06 July, 2015

West Point Military Academy

Early Friday morning, the three older VurAllen girls, Auntie Alisa and Nicholas (a friend of Ilayda's from Civilian Air Patrol) all headed out to West Point the  U.S. Military Academy. 

They were taking part in the annual Reception Day Rehearsal. Aong with 300 other volunteers, they were there for the practice session to get ready for the real arrival of new cadets. You can read more about it here: R-Day

They were all assigned to a Company and Squadron, learned to salute and drill, how to answer questions (No, sir/ma'am/Sargent; Yes, sir/ma'am; I don't understand, sir/ma'am; and No excuse, sir/ma'am), and got to see the Sargent in the Red Sash. Whew. 

Here are some pictures and insight from Aunt Alisa. 
Here we are at 0800 yesterday at West Point, NY at the US Military Academy. Nazeriah, Kaija, Ilayda, and I, along with Nicolas, a squadron mate of Ilayda's from Civil Air Patrol, went to participate in the Reception Day Rehearsal. 

We were volunteers, along with 300 others, for the practice session before the real deal in the next few days. We had an awesome time together before, during and after. The kids enjoyed talking about their favorite books, their honors classes, and career aspirations. We all had a really good time and learned a lot. 
This is Nazeriah during her drill instruction. She had it totally down pat and was waaaay better than her flight mates. I was totally impressed, watching her from across the way. I guess Melissa must be marching her all over because this seemed pretty easy for her. 

Nazeriah and I were both assigned to G-Company yesterday, although in different squadrons. Our company motto was "Climb to Glory" and we had to greet fellow company members with that motto. 

The salute to the Cadet in the Red Sash was the last thing we did for R-day and it was really stressful and scary. Nazeriah said she looked around and saw all older boys going before her and she though, "I am smaller, younger and I'm a girl. Ok, Nazeriah," she told herself, " don't worry. You've got this." and she went and did it and only needed two tries to get it straight. Yeah! 

After the rehearsal yesterday we had lunch at Washington Hall with the cadets it was really neat to get to know them a little, especially after having the March us around, yell at us, and call us "New Cadet" all day. The lunch was overseen and attended by Brigadier General Jon Thompson, the Commandant of Cadets at USMA. When Ilayda and I went to the Camporee in May our squadron memorized a bunch of West Point facts beforehand so we could compete in some of the activities. Among the facts were some about who the Commandant of Cadets is and things about him. We referred to him as "JT" in short-hand to help with the memorization. It was a pretty big deal for us to meet him and have the chance to chat with him. He teased Ilayda and Nicholas about their Navy shirts, and told them a joke about how Army is Better. It was slightly off color and the kids didn't get it and I didn't even remember it after all the excitement passed. Awesome stuff.

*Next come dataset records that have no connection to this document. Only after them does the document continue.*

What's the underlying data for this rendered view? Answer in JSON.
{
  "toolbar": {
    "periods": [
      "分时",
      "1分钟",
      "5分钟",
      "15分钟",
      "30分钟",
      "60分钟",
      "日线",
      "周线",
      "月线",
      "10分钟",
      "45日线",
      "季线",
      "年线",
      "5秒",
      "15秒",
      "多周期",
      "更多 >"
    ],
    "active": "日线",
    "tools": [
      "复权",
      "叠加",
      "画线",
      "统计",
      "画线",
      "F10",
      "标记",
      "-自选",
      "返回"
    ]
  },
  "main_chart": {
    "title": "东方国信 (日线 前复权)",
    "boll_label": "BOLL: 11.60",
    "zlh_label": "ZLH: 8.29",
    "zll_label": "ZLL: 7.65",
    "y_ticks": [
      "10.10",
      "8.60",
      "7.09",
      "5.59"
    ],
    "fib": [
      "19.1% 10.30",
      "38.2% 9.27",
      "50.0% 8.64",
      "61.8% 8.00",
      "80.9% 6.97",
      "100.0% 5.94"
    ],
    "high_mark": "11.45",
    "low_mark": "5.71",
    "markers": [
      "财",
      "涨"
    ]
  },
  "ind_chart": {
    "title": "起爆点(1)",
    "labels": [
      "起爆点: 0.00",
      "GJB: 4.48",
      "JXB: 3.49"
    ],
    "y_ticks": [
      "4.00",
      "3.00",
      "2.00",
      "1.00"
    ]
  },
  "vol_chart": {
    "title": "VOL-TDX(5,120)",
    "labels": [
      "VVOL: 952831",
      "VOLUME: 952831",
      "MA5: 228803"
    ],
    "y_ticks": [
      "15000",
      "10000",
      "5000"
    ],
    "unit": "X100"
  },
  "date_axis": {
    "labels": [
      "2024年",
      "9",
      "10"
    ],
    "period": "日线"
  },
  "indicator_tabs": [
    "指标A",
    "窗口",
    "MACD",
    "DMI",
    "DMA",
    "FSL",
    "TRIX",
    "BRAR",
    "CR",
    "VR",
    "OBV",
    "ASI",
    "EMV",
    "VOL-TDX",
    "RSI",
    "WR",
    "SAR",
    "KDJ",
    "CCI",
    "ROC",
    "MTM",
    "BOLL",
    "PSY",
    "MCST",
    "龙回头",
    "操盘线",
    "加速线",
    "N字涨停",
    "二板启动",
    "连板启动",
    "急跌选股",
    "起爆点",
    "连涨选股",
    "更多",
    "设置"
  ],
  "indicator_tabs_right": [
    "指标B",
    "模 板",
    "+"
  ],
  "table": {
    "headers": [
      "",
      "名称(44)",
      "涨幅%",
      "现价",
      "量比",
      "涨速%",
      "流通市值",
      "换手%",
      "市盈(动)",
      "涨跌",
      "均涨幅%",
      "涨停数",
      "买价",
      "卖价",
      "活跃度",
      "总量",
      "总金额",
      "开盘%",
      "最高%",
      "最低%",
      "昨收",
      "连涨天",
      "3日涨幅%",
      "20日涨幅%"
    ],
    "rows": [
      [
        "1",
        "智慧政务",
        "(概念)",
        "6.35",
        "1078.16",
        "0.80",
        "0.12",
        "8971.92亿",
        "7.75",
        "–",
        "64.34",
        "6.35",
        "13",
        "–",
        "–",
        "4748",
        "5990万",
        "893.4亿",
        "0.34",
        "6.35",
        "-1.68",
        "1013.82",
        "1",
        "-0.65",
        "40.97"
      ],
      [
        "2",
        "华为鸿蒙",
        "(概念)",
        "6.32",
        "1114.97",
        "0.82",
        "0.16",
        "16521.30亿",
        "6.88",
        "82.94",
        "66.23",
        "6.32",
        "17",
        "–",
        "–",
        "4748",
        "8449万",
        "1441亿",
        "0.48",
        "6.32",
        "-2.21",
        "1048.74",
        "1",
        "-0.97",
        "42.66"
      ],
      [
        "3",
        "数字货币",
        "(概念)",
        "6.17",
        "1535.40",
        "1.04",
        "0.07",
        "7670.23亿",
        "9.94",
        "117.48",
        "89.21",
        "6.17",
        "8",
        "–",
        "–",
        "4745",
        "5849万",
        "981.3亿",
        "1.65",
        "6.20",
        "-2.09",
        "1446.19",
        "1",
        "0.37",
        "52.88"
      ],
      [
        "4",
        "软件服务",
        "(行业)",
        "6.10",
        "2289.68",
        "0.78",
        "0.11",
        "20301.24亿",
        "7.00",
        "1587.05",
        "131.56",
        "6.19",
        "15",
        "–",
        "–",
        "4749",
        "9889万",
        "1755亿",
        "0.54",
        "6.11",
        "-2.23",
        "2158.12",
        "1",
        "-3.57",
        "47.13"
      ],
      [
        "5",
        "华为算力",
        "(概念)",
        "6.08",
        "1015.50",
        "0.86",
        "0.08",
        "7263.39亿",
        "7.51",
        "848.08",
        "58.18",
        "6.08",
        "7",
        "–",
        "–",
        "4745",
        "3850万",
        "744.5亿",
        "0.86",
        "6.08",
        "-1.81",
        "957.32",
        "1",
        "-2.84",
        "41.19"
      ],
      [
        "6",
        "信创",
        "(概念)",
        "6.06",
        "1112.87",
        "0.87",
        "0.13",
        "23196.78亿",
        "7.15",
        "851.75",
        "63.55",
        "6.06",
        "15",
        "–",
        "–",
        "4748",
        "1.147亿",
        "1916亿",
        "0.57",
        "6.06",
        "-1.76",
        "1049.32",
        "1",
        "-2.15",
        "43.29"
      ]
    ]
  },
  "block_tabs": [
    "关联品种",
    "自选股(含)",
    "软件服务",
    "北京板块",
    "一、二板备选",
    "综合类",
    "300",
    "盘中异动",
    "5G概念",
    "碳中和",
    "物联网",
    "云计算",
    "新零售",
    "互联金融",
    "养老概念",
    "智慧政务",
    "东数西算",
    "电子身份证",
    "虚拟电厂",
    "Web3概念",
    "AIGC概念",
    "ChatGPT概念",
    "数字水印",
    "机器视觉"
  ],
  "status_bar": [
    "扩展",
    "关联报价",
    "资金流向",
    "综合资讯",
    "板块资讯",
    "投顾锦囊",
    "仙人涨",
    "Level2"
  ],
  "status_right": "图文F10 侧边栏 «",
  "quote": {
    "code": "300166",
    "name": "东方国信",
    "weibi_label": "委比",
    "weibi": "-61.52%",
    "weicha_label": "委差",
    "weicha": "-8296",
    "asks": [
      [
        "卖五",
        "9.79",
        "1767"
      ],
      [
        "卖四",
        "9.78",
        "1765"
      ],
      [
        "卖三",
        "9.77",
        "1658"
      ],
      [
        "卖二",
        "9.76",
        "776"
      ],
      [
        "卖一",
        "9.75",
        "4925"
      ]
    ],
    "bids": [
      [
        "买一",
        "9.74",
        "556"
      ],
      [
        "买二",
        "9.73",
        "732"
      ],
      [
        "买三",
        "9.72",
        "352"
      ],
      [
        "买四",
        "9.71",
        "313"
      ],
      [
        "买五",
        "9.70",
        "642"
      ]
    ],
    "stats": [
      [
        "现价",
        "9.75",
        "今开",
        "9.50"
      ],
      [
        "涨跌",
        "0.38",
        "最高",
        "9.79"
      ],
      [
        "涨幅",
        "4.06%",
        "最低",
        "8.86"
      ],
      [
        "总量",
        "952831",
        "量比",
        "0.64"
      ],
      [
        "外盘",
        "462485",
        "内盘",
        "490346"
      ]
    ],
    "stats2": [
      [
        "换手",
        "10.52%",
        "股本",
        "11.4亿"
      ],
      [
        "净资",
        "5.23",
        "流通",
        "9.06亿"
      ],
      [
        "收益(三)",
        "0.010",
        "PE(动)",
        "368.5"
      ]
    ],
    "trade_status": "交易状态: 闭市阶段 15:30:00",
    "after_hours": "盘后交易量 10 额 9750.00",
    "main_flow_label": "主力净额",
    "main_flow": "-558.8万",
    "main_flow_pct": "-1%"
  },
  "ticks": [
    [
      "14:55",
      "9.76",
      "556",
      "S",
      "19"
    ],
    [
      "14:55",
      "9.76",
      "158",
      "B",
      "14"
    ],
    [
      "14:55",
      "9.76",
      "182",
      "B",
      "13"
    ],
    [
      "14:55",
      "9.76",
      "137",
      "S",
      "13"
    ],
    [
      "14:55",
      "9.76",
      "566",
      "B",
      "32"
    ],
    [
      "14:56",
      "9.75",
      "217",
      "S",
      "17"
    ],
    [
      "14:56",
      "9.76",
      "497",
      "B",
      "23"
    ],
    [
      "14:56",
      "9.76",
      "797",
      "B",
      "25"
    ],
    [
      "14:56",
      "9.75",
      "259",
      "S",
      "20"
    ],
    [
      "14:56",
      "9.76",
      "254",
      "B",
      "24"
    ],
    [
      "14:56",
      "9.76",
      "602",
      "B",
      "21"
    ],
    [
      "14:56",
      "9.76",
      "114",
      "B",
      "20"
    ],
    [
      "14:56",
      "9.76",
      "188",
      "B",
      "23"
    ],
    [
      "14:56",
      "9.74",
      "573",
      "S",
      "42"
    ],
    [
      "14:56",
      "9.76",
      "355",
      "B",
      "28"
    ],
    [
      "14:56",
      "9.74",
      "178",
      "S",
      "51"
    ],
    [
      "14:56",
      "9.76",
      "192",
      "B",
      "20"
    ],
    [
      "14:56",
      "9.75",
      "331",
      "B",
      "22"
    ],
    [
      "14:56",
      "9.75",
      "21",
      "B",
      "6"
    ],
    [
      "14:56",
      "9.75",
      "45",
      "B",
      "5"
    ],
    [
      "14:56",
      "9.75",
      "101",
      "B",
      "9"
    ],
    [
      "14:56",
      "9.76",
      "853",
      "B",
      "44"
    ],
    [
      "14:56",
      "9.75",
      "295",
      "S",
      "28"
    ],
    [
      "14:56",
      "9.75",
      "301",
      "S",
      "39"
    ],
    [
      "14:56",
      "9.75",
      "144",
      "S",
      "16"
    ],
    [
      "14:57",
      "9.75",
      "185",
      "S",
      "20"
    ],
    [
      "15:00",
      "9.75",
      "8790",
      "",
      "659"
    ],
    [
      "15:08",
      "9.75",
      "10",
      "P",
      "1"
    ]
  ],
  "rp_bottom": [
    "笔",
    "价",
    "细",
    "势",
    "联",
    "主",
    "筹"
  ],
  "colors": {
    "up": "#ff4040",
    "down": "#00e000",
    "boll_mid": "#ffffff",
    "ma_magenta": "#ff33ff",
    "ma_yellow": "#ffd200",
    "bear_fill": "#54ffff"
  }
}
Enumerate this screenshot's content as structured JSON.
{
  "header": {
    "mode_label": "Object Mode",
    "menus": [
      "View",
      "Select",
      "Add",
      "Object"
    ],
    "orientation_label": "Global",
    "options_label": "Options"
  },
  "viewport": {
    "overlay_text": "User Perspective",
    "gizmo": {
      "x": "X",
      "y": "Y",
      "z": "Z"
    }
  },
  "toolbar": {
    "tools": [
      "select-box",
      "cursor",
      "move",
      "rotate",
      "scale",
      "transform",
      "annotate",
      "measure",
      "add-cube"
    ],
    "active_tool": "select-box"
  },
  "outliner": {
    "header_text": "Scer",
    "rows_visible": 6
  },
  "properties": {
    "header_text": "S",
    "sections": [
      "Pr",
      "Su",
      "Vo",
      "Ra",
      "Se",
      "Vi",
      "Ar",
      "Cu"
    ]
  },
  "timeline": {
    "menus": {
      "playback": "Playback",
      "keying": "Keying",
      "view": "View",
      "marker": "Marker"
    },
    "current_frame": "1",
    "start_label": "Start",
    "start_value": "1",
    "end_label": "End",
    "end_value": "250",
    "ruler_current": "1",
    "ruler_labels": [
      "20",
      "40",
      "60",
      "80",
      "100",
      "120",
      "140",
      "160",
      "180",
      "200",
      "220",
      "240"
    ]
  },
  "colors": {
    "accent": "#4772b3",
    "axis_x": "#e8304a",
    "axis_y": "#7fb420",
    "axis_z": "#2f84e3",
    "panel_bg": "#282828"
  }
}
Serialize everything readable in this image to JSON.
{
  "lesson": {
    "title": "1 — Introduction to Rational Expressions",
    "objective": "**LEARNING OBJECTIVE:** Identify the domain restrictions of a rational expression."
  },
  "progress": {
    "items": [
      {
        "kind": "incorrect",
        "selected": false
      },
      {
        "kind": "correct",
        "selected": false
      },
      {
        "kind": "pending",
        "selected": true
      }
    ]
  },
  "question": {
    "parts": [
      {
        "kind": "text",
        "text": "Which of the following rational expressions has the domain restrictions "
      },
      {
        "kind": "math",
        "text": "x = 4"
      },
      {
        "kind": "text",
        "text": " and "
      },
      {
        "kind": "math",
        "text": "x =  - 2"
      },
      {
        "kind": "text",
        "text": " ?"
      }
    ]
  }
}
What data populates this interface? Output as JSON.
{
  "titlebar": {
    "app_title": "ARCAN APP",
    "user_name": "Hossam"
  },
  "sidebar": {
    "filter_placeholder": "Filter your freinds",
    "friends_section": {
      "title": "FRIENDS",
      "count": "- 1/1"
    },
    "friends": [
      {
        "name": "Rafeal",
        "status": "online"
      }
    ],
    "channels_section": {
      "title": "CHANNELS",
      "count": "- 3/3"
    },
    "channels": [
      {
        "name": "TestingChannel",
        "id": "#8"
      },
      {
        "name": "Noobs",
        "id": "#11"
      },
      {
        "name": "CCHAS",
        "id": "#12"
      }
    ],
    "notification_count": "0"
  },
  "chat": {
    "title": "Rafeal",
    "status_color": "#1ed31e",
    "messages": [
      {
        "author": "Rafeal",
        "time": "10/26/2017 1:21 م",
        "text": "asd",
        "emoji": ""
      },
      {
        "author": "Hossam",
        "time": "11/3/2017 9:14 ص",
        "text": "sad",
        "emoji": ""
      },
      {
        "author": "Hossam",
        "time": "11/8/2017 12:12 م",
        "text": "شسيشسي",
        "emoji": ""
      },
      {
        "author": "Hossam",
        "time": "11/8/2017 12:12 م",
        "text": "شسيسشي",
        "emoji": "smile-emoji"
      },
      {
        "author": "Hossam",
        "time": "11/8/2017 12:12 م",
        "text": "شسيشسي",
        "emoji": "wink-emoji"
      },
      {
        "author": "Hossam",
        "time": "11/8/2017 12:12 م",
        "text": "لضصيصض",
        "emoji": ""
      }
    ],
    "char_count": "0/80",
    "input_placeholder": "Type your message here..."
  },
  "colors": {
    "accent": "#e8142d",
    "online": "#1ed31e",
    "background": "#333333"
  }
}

We also met the Cadet Comander of Beast (new cadet summer), who is the female soccer team coach. She was really cool and chatted with Nazeriah, Kaija and Ilayda about soccer. At lunch Nazeriah and I sat with a women's soccer team member (who is studying middle eastern studies and physics, and is a cadet in the red sash.) we really liked the cadets at our table and they were all friendly and interesting. I taught them some German and Turkish phrases (they asked me to) and they were really smart - it showed.

The thing I liked best about the day was asking questions. The point of rehearsal day is for the Cadets to become prepared for the real thing. So we volunteers were pretending to be new cadets. Our four available Answers to questions were: yes ma'am/sir, no ma'am/sir, no excuses ma'am /sir, ma'am/sir I don't understand. Ok, working within that I told them every time I didn't understand an order or explanation they had given me as a new cadet. I know my questions were helpful because they'd stop, back up, and redo the whole thing incorporating clarification To my question. Haha, a weird way for me to do training compared to my usual approach, but it worked. 

I also really enjoyed being taught to drill. The cadet teaching me had never taught drill before and he had terrible problems with right and left, and usually said the opposite of what he was doing and wanting us to do. I did what he said not what he wanted us to do, and in so doing he had the chance to get it straight. It was kind of funny but mostly just cool to watch him figure it out and straighten it out.

The kids all enjoyed it immensely and all in all It was a great day. They really like seeing the inside of West Point and learning what R-day is like (scary, intimidating and challenging. ) 

And one final almost-family photo (just missing Hakan):

Wow. What a day!

The funny thing is how timely this experience turned out to be. Just a few weeks ago Nazeriah accused me of running the house like the military. (Insert evil laughter here.) 

I think she has a different opinion now.